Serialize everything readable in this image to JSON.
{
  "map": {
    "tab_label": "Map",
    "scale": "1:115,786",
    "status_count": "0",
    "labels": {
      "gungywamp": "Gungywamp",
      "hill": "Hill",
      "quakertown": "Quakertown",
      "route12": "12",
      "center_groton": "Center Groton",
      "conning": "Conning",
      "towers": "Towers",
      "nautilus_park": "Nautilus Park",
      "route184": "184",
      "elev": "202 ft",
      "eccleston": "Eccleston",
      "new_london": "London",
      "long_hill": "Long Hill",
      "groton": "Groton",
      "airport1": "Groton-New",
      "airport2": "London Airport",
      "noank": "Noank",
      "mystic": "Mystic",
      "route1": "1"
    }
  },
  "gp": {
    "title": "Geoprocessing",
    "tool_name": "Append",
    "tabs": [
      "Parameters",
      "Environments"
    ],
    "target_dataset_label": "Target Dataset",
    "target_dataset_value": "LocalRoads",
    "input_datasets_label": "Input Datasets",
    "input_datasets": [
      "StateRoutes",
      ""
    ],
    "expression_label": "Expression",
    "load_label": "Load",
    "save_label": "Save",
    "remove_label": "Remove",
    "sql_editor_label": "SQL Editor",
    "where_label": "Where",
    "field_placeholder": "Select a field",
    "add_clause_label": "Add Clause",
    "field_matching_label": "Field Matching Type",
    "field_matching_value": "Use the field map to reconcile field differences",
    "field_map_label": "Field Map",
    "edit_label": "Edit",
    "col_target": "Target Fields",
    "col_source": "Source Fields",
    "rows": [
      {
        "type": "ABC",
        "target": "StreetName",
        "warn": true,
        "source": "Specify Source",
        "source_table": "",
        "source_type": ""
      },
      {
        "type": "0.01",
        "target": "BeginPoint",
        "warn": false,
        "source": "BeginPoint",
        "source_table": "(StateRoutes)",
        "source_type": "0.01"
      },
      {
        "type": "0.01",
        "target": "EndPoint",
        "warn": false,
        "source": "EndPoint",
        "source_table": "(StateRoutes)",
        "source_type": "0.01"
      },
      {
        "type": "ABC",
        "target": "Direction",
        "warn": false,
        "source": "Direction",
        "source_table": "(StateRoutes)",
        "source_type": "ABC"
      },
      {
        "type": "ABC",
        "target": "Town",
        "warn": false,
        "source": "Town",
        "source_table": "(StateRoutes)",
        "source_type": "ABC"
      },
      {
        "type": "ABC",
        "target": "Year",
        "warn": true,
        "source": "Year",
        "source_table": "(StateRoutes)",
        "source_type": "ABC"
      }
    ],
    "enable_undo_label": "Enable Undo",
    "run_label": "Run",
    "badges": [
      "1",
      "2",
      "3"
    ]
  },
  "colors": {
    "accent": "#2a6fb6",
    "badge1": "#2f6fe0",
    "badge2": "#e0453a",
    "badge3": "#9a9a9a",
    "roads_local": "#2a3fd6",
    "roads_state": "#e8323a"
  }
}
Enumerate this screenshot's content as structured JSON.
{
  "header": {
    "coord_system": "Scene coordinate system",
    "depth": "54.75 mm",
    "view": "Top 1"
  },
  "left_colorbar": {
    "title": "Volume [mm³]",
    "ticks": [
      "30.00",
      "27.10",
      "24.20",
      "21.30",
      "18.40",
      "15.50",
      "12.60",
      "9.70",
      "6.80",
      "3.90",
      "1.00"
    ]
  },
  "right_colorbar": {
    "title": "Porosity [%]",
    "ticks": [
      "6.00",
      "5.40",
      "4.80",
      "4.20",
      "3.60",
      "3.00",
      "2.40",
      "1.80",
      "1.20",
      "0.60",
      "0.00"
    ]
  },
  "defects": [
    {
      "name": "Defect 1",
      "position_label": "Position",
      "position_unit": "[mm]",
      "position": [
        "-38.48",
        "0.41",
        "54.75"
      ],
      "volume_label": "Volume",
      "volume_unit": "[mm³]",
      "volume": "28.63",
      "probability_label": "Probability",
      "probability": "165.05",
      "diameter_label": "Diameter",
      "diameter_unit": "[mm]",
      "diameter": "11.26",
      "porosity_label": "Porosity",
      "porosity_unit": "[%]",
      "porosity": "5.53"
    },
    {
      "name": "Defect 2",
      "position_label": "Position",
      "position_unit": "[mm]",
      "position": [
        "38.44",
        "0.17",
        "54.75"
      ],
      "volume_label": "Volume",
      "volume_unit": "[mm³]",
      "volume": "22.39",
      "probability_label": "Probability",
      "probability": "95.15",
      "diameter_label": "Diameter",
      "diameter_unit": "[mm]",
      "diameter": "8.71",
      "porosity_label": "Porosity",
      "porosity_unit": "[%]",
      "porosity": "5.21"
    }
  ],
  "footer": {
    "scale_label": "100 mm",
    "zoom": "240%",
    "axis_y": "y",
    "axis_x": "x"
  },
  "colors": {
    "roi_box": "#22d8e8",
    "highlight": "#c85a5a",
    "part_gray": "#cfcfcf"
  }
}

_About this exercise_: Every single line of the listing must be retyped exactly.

_Answer area_:
Serialize everything readable in this image to JSON.
{
  "map": {
    "tab_label": "Map",
    "scale": "1:115,786",
    "status_count": "0",
    "labels": {
      "gungywamp": "Gungywamp",
      "hill": "Hill",
      "quakertown": "Quakertown",
      "route12": "12",
      "center_groton": "Center Groton",
      "conning": "Conning",
      "towers": "Towers",
      "nautilus_park": "Nautilus Park",
      "route184": "184",
      "elev": "202 ft",
      "eccleston": "Eccleston",
      "new_london": "London",
      "long_hill": "Long Hill",
      "groton": "Groton",
      "airport1": "Groton-New",
      "airport2": "London Airport",
      "noank": "Noank",
      "mystic": "Mystic",
      "route1": "1"
    }
  },
  "gp": {
    "title": "Geoprocessing",
    "tool_name": "Append",
    "tabs": [
      "Parameters",
      "Environments"
    ],
    "target_dataset_label": "Target Dataset",
    "target_dataset_value": "LocalRoads",
    "input_datasets_label": "Input Datasets",
    "input_datasets": [
      "StateRoutes",
      ""
    ],
    "expression_label": "Expression",
    "load_label": "Load",
    "save_label": "Save",
    "remove_label": "Remove",
    "sql_editor_label": "SQL Editor",
    "where_label": "Where",
    "field_placeholder": "Select a field",
    "add_clause_label": "Add Clause",
    "field_matching_label": "Field Matching Type",
    "field_matching_value": "Use the field map to reconcile field differences",
    "field_map_label": "Field Map",
    "edit_label": "Edit",
    "col_target": "Target Fields",
    "col_source": "Source Fields",
    "rows": [
      {
        "type": "ABC",
        "target": "StreetName",
        "warn": true,
        "source": "Specify Source",
        "source_table": "",
        "source_type": ""
      },
      {
        "type": "0.01",
        "target": "BeginPoint",
        "warn": false,
        "source": "BeginPoint",
        "source_table": "(StateRoutes)",
        "source_type": "0.01"
      },
      {
        "type": "0.01",
        "target": "EndPoint",
        "warn": false,
        "source": "EndPoint",
        "source_table": "(StateRoutes)",
        "source_type": "0.01"
      },
      {
        "type": "ABC",
        "target": "Direction",
        "warn": false,
        "source": "Direction",
        "source_table": "(StateRoutes)",
        "source_type": "ABC"
      },
      {
        "type": "ABC",
        "target": "Town",
        "warn": false,
        "source": "Town",
        "source_table": "(StateRoutes)",
        "source_type": "ABC"
      },
      {
        "type": "ABC",
        "target": "Year",
        "warn": true,
        "source": "Year",
        "source_table": "(StateRoutes)",
        "source_type": "ABC"
      }
    ],
    "enable_undo_label": "Enable Undo",
    "run_label": "Run",
    "badges": [
      "1",
      "2",
      "3"
    ]
  },
  "colors": {
    "accent": "#2a6fb6",
    "badge1": "#2f6fe0",
    "badge2": "#e0453a",
    "badge3": "#9a9a9a",
    "roads_local": "#2a3fd6",
    "roads_state": "#e8323a"
  }
}
Enumerate this screenshot's content as structured JSON.
{
  "header": {
    "coord_system": "Scene coordinate system",
    "depth": "54.75 mm",
    "view": "Top 1"
  },
  "left_colorbar": {
    "title": "Volume [mm³]",
    "ticks": [
      "30.00",
      "27.10",
      "24.20",
      "21.30",
      "18.40",
      "15.50",
      "12.60",
      "9.70",
      "6.80",
      "3.90",
      "1.00"
    ]
  },
  "right_colorbar": {
    "title": "Porosity [%]",
    "ticks": [
      "6.00",
      "5.40",
      "4.80",
      "4.20",
      "3.60",
      "3.00",
      "2.40",
      "1.80",
      "1.20",
      "0.60",
      "0.00"
    ]
  },
  "defects": [
    {
      "name": "Defect 1",
      "position_label": "Position",
      "position_unit": "[mm]",
      "position": [
        "-38.48",
        "0.41",
        "54.75"
      ],
      "volume_label": "Volume",
      "volume_unit": "[mm³]",
      "volume": "28.63",
      "probability_label": "Probability",
      "probability": "165.05",
      "diameter_label": "Diameter",
      "diameter_unit": "[mm]",
      "diameter": "11.26",
      "porosity_label": "Porosity",
      "porosity_unit": "[%]",
      "porosity": "5.53"
    },
    {
      "name": "Defect 2",
      "position_label": "Position",
      "position_unit": "[mm]",
      "position": [
        "38.44",
        "0.17",
        "54.75"
      ],
      "volume_label": "Volume",
      "volume_unit": "[mm³]",
      "volume": "22.39",
      "probability_label": "Probability",
      "probability": "95.15",
      "diameter_label": "Diameter",
      "diameter_unit": "[mm]",
      "diameter": "8.71",
      "porosity_label": "Porosity",
      "porosity_unit": "[%]",
      "porosity": "5.21"
    }
  ],
  "footer": {
    "scale_label": "100 mm",
    "zoom": "240%",
    "axis_y": "y",
    "axis_x": "x"
  },
  "colors": {
    "roi_box": "#22d8e8",
    "highlight": "#c85a5a",
    "part_gray": "#cfcfcf"
  }
}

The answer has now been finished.